[Data records for software interfaces]
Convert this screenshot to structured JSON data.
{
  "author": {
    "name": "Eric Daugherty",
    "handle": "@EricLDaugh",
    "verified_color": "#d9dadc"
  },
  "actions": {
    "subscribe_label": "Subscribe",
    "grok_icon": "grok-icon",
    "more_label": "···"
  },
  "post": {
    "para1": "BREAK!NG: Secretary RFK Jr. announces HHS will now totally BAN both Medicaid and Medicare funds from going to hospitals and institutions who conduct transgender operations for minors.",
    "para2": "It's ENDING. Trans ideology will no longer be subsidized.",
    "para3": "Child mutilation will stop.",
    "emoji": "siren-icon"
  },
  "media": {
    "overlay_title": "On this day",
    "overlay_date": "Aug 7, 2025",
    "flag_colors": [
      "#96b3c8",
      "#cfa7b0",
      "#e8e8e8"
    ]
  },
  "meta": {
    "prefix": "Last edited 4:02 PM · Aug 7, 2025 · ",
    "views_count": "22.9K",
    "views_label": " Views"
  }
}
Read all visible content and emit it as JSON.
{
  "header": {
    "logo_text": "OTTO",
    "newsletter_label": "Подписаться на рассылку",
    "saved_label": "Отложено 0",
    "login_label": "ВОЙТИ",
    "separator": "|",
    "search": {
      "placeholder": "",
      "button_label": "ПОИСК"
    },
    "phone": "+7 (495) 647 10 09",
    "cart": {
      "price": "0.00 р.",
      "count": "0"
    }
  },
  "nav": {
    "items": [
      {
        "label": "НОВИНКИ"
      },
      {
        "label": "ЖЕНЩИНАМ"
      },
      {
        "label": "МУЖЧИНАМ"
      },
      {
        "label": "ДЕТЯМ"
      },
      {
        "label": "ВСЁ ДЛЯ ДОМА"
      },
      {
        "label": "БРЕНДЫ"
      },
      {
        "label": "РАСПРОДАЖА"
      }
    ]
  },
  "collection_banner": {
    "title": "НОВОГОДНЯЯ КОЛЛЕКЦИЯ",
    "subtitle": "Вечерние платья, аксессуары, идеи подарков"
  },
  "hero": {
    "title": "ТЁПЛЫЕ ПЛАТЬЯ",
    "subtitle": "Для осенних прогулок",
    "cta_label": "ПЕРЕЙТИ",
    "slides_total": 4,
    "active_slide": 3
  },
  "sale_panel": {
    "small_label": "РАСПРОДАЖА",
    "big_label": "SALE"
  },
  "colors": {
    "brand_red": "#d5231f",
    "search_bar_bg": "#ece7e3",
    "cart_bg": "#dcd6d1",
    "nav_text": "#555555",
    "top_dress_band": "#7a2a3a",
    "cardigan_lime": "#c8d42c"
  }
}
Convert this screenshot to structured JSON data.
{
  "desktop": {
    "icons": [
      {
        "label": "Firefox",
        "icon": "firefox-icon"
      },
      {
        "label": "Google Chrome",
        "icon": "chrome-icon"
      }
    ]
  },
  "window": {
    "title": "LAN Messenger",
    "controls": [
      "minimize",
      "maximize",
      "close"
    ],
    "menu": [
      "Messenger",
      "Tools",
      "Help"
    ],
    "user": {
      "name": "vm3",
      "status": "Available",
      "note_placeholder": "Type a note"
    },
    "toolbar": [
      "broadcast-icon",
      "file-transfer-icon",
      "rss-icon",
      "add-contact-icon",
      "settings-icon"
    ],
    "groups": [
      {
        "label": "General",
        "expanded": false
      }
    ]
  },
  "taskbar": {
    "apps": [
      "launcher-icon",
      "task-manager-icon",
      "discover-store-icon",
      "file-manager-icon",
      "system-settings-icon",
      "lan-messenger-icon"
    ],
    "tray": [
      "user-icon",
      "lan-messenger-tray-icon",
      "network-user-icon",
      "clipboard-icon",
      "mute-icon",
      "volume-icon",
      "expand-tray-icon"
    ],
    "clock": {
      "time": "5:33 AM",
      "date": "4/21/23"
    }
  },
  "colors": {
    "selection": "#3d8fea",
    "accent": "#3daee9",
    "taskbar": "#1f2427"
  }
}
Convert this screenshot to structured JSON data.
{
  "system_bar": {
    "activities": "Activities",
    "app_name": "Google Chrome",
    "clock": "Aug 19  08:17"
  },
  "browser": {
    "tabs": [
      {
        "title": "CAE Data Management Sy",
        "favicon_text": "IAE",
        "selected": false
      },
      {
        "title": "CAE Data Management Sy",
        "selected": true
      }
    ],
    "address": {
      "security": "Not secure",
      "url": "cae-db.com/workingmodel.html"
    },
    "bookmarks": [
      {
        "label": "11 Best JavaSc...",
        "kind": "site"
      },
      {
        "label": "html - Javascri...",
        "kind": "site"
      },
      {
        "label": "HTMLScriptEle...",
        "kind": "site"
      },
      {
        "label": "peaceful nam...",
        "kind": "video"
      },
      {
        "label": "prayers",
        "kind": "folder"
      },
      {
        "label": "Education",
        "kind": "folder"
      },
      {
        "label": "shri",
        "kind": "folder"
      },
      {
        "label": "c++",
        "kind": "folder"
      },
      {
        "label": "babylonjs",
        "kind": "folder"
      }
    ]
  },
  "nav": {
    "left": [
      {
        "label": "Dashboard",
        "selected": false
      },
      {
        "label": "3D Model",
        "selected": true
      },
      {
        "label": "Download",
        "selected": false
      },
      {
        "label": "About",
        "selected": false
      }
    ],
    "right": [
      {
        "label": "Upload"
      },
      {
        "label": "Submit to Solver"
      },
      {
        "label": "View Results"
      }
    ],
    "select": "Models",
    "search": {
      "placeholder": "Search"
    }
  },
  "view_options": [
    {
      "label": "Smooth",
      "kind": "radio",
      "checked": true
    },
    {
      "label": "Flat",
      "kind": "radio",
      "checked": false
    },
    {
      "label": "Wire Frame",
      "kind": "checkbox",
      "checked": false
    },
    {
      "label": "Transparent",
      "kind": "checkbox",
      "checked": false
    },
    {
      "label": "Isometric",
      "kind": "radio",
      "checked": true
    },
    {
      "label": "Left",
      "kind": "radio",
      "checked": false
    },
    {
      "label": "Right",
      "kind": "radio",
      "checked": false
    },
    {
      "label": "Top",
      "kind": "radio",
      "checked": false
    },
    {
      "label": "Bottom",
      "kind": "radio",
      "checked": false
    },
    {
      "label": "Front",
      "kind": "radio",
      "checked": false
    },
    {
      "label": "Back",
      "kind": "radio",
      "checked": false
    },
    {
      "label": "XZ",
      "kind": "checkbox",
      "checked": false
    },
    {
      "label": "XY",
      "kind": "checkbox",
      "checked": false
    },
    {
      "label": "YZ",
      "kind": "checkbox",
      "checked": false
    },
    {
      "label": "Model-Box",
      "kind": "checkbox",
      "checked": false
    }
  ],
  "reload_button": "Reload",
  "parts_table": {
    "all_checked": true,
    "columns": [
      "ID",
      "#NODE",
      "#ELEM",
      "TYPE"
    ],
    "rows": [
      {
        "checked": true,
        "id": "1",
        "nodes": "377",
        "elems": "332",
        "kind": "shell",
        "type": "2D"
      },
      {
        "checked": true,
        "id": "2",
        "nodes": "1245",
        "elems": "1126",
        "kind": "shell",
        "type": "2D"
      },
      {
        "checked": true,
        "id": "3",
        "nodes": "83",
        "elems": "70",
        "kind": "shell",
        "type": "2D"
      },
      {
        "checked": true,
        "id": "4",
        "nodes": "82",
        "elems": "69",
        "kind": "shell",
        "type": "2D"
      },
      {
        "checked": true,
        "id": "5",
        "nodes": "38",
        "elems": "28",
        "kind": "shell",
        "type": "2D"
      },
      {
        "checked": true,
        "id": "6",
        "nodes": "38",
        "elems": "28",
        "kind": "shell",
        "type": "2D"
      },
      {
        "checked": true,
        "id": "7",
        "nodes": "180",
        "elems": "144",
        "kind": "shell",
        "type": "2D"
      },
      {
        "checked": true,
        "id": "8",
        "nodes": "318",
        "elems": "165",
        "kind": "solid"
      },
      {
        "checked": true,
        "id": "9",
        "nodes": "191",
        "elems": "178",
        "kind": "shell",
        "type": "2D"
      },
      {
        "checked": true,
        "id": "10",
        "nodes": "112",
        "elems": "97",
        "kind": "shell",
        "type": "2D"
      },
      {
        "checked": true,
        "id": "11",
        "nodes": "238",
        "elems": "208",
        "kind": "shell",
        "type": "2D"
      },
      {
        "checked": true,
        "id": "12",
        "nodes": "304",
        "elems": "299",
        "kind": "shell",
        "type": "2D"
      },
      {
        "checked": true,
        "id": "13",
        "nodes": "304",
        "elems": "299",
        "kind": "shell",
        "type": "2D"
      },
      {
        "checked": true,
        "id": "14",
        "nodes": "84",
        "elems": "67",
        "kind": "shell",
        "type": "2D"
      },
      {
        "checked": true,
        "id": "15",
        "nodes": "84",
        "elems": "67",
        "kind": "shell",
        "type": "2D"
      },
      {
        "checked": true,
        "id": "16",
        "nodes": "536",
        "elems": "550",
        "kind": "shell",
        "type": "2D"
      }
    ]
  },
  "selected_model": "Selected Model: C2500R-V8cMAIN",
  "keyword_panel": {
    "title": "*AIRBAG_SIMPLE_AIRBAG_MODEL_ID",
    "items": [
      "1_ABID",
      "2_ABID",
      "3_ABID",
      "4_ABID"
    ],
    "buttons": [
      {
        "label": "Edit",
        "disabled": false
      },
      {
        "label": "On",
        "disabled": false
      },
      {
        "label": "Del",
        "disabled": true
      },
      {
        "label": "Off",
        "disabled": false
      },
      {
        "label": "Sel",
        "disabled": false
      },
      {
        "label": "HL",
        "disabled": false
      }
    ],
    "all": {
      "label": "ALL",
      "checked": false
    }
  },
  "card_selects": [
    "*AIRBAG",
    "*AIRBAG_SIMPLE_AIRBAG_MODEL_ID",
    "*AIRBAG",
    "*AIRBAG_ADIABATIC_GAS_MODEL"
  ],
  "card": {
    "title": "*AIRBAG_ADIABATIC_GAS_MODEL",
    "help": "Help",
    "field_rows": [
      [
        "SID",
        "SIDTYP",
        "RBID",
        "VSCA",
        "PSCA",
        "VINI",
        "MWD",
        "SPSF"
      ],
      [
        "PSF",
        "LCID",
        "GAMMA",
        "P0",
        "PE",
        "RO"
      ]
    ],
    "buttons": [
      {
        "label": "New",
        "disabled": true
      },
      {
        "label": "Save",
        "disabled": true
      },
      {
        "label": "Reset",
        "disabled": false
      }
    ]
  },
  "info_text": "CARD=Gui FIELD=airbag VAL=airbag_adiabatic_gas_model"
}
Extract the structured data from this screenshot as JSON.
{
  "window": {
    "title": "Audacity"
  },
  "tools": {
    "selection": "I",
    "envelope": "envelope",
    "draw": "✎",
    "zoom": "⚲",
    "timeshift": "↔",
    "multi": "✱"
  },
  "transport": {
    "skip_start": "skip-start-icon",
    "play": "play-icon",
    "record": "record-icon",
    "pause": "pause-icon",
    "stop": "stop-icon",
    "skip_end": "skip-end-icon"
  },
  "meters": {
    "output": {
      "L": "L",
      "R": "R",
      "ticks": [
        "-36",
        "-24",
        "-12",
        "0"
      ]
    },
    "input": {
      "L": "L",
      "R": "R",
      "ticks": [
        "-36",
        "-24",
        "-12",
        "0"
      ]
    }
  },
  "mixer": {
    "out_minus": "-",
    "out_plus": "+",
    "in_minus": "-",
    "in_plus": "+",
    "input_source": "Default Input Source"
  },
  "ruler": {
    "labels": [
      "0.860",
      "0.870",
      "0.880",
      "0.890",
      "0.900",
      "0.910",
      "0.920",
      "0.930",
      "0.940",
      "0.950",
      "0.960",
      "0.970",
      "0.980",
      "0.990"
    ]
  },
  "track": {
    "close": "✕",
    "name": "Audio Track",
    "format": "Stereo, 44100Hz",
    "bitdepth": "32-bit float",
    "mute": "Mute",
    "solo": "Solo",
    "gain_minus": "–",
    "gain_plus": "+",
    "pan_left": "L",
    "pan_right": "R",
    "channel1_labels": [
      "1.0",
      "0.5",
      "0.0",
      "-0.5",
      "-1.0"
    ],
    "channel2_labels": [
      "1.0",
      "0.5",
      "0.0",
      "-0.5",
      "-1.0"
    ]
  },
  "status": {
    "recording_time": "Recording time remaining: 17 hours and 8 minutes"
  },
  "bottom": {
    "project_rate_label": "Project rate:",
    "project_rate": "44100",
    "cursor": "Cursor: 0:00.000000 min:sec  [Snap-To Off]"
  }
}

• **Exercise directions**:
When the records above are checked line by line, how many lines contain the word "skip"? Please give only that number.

• **Solution for this exercise**:
2